According to an arrest affidavit from the Margate Police Department (MPD), a witness confirmed seeing a person vandalizing the automobile. When police arrived in the area, they saw that the suspect had used a metal utensil to carve “the name is Enderlin Leonce” on the body of the vehicle.

Officers used an Interstate Identification Index search known as a “teletype check” to find the individual responsible for the incident. Records revealed that the suspect lived in a residence near the site of the crime.

Police arrived at the suspect’s residence where Leonce allegedly confessed, “I did it. I committed a crime, and I should be going to jail.” He also showed officers metal pliers with traces of green automotive paint on the tool.

The suspect also implied an apparent motive for his behavior. “I was revolting because [the officer] wouldn’t take me back to Haiti,” Leonce said.

Given the suspect’s incoherent state, officers brought Leonce for evaluation at a local hospital. Upon release from the medical facility, police booked Leonce into the Broward County jail with a charge of criminal mischief.

According to Florida Statute 806.13, a person commits criminal mischief by willfully and maliciously damaging real property. This type of offense can include the placement of graffiti or other acts of vandalism on tangible property. If damage to the property reaches costs greater than $200 in repair costs, the action becomes a misdemeanor of the first degree and can warrant fines or jail time.

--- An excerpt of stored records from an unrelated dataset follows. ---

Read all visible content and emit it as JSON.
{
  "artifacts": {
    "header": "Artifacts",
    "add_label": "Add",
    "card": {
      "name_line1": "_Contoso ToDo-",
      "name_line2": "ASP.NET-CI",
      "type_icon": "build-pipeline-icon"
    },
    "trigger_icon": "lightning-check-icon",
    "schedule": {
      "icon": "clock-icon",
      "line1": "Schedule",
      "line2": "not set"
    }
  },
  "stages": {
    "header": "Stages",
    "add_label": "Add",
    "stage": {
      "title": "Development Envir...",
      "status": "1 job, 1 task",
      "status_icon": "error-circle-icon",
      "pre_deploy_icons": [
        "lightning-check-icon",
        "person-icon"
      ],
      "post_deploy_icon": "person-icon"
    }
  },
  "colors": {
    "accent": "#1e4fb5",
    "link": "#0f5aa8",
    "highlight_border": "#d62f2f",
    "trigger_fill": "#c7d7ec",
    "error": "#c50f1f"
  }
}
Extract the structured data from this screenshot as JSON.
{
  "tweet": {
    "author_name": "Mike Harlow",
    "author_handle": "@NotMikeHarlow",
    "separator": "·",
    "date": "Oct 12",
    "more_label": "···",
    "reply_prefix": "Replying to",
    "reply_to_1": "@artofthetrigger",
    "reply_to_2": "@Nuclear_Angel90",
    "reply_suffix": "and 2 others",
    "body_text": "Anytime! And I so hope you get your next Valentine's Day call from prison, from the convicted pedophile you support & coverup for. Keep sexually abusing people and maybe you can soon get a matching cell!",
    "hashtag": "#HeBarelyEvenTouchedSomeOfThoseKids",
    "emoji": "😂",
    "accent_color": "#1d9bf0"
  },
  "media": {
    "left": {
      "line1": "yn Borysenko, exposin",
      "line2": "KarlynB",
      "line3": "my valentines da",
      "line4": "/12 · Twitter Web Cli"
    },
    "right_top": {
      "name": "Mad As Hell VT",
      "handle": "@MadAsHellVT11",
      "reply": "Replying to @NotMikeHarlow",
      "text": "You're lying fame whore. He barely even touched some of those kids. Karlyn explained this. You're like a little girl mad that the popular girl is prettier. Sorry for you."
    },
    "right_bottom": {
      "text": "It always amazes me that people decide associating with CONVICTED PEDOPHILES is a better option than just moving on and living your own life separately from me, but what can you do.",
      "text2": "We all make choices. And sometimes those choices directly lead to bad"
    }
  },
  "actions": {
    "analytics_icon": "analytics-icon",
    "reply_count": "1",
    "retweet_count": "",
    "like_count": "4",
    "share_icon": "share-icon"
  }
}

According to the Broward Sheriff’s Office, damage to the vehicle in question constitutes approximately $1,000 in repair costs.